EXERCISE PROMPT
Pull out every line below containing the word "Approved".

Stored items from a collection
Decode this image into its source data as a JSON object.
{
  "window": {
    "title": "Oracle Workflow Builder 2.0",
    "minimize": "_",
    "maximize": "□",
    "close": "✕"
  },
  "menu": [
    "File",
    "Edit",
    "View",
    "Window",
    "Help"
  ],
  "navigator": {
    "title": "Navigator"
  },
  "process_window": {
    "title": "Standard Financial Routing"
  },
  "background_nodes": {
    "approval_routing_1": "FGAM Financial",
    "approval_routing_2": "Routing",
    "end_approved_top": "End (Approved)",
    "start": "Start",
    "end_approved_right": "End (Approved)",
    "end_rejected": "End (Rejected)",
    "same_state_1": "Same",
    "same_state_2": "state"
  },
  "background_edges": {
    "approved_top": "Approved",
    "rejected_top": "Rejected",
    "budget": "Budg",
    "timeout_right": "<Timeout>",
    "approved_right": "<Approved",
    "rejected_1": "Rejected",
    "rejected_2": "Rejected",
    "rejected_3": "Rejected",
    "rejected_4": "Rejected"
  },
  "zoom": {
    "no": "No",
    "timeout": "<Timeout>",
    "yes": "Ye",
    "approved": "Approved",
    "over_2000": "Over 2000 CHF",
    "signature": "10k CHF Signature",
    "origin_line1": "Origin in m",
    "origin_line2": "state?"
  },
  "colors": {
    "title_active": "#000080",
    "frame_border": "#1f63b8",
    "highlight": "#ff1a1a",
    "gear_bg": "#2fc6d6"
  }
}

RESULT OF THIS EXERCISE
    "end_approved_top": "End (Approved)",
    "end_approved_right": "End (Approved)",
    "approved_top": "Approved",
    "approved_right": "<Approved",
    "approved": "Approved",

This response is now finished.